of excitement, amazement and curiosity.
I first sighted the horses from the air as we approached the island.
The horses have lived there several hundred years completely self maintained
and not bothered by humans. They are called ponies although they aren't
really -- they are small, densely haired horses that evolved over decades
of adaptation to the harsh climate of Sable. They survive on beach grass
and the several species of wild grains that grow on the island.
The wind is continuously blowing. There is very seldom a calm day. Storms can pick up quickly and gain intensity very rapidly, but since Sable Island is a weather station , we are always aware of their coming. We have storm control . We check all the windows and batten down the hatches. In one storm, the roof was completely blown off one of the garages. The sand blows wildly and would blind someone without protection. During a bad storm at sea, the sea is so fierce that you can feel the whole island shaking. This again made me think about my theory that the fragile island must be resting on a tipped plate of earth's crust on the edge of the continental shelf.
There are millions of different-sized perfect circles in the sand from
the wind whirling each blade of grass around cutting the same circle.
In approximately the centre of the south side of the island, lies a brackish
inland lake called Wallace Lake. This lake floods and recedes continuously
from the sea breaking over the beach head and pressuring the lake to burst
a river through the sand draining the water back to the ocean. Oftentimes,
this action will leave a perfect runway for a fixed wing aircraft to transport
service freight and personnel to the island.
Whales today pay the same price. They are beached on the sand and remain there forever. It is not uncommon to see several of them stranded on the beach. If beasts from the ocean in their element can be fooled by the current surrounding Sable Island, it is indication that there is a strong current that disrupts their sonar and natural ocean knowledge.
of London records tell us of over 500 shipwrecks of ocean vessels that
have tried to navigate the treacherous ocean currents around Sable Island.
Many more wrecks are unrecorded. Remains from ships of all sizes and from
all countries rest in the sand, blown at by the wind until they are sandblasted
into eternity. It is not uncommon to find steel sailing ship masts forty
to fifty feet long or the odd cannon and the wheel it traveled on. Timbers,
all hand hewn are still there with oak planking attached. It is common
to find tools, coins and bottles. The bottles have been so sandblasted
that they have a ghostly frosted appearance.
Due to technology the human population is smaller than in years past. I have been told by my predecessors about the hard times, the good times, the loneliness and the compassion expressed for one other by fellow residents. At one time whole families- wives and children and dogs lived on the island.

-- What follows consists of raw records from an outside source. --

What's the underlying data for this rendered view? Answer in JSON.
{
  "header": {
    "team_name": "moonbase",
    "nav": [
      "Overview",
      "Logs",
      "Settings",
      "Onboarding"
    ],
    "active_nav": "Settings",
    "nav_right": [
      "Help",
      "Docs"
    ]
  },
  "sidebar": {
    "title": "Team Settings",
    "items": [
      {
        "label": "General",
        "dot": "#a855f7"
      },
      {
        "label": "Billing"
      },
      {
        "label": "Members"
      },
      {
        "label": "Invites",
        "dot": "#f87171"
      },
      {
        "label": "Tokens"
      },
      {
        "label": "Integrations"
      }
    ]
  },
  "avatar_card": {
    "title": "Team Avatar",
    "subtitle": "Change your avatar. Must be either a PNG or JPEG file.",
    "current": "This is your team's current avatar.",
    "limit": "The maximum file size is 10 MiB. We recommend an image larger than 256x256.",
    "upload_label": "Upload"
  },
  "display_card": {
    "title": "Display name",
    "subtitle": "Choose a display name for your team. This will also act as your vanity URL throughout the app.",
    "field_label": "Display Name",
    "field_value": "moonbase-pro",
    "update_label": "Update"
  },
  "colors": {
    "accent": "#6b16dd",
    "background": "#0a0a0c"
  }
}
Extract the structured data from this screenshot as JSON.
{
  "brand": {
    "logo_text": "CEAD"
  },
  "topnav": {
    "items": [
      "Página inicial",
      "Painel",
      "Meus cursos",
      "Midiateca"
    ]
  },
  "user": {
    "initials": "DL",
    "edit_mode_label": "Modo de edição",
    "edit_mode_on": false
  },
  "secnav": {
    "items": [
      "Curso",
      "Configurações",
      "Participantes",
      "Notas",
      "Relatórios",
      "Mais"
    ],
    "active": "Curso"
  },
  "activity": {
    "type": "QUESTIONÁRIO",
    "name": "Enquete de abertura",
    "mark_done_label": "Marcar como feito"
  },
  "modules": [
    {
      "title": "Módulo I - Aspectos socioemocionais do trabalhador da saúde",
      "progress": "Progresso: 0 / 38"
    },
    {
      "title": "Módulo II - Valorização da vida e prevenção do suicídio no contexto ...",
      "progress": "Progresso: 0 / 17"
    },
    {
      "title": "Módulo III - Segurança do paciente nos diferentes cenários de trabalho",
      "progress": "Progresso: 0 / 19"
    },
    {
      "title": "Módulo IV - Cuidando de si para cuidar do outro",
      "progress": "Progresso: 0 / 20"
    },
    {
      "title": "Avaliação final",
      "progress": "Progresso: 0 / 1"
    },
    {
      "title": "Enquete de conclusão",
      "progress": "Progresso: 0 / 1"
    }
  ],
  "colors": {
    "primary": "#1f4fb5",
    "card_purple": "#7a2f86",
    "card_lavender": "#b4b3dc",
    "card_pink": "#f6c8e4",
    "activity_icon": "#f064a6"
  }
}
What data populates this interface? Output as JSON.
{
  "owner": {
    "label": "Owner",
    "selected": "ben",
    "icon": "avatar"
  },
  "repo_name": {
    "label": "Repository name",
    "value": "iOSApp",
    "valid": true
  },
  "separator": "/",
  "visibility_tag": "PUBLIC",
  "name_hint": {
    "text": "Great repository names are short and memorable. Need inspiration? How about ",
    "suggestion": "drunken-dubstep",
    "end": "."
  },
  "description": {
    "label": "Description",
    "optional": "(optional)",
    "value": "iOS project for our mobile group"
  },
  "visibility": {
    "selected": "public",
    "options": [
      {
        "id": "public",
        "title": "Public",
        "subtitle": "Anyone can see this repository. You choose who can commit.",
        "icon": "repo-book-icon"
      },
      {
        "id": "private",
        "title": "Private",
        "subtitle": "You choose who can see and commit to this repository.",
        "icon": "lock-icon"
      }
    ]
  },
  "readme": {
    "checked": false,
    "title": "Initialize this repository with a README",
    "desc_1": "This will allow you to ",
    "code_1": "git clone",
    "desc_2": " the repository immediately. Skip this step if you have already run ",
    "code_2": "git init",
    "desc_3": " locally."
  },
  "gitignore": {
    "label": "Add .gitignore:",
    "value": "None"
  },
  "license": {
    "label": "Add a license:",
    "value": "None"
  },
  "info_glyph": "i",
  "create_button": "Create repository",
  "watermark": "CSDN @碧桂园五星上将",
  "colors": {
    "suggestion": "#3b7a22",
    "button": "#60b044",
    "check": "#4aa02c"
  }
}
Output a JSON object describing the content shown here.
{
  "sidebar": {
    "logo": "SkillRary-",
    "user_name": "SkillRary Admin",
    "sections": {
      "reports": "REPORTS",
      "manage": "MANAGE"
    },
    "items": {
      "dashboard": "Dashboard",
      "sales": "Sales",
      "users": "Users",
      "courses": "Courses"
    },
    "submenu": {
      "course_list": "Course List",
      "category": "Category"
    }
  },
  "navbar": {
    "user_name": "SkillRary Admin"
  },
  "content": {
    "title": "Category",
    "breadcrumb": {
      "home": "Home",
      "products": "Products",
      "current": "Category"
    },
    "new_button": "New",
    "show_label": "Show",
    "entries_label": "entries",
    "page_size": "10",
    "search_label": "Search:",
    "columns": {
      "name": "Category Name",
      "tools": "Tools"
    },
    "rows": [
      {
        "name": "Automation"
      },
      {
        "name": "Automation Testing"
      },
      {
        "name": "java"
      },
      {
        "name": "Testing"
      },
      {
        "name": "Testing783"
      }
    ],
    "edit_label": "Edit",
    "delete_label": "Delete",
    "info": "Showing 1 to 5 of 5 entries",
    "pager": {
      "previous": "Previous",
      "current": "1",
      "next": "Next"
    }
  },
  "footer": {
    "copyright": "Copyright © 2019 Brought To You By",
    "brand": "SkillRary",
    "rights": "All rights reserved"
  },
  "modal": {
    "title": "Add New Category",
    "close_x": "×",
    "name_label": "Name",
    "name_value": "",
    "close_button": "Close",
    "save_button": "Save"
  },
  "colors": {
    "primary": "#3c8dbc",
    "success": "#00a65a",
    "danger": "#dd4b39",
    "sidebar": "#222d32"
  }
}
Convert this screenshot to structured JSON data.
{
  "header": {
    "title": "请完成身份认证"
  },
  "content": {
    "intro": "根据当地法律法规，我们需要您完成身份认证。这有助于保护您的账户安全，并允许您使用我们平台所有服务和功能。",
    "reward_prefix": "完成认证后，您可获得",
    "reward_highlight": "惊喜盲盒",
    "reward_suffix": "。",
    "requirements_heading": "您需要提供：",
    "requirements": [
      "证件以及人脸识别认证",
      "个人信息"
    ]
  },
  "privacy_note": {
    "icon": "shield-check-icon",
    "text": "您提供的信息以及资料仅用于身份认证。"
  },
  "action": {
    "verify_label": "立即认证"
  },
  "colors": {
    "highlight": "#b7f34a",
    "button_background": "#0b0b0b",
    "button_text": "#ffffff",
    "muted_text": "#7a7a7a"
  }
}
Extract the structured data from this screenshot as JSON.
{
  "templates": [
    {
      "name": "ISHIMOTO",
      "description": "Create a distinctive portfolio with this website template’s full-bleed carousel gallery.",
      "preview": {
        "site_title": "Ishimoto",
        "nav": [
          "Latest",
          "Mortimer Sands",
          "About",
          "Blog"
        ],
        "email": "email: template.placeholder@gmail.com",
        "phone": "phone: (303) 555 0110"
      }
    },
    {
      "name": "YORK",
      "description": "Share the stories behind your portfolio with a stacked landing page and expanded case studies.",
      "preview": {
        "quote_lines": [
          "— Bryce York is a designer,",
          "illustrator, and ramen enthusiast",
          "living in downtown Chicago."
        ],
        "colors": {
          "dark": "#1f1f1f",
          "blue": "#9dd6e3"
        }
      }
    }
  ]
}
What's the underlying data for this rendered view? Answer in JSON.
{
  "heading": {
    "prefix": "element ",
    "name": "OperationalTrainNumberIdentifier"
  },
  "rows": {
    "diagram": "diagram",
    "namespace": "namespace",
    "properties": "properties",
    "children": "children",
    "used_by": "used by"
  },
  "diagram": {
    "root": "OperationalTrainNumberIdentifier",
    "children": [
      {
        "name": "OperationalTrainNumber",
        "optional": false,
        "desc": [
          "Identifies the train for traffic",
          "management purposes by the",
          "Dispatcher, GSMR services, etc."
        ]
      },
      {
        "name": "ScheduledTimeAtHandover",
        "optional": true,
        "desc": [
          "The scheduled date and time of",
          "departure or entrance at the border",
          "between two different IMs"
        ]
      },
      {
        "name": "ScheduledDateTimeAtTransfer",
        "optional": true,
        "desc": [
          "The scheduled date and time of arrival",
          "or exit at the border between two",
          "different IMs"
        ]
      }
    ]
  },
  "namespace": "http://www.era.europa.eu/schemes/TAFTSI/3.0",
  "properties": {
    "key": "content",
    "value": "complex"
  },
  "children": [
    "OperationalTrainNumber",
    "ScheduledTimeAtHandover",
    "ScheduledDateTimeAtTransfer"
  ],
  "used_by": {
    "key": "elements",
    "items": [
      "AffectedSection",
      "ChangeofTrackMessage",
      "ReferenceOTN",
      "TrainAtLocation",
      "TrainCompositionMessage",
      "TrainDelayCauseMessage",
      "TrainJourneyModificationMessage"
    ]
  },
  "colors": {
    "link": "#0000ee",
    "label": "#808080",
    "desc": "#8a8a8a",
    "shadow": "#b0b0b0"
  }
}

I have seen the remains of old barns where farms flourished. The house would be maintained by the woman who would cook while the men would work at the life saving stations and be busy maintaining the equipment pertaining to lifesaving and light housekeeping.
One of the early superintendents, who was not a preacher would hold a
church service every Sunday morning at his residence. He had an old ship's
bell that he would ring and he insisted that everyone on the island attend.
After a while, people stopped coming to church and he got very angry and
smashed the bell with a hammer.
Now, only three men and one woman live on the island, and have for twenty-five
years. They are biologists who have been studying the horses, the seals
and the conservation of the island with complete dedication. The woman's
name is Zoe Lucas and she is also a famous author and photographer of
horses. The three men are the officers in charge of the rotating weathermen
and rotating handyman."
This article has been adapted from an original 1997 interview by Elisabeth Schwartzer.
- G. Martin
Photos © Ross Mason
© 2001 Highway 7
"The best time
to plant a tree was 20 years ago. The second best time is now".
home · about · contact · linkup · advertise · forum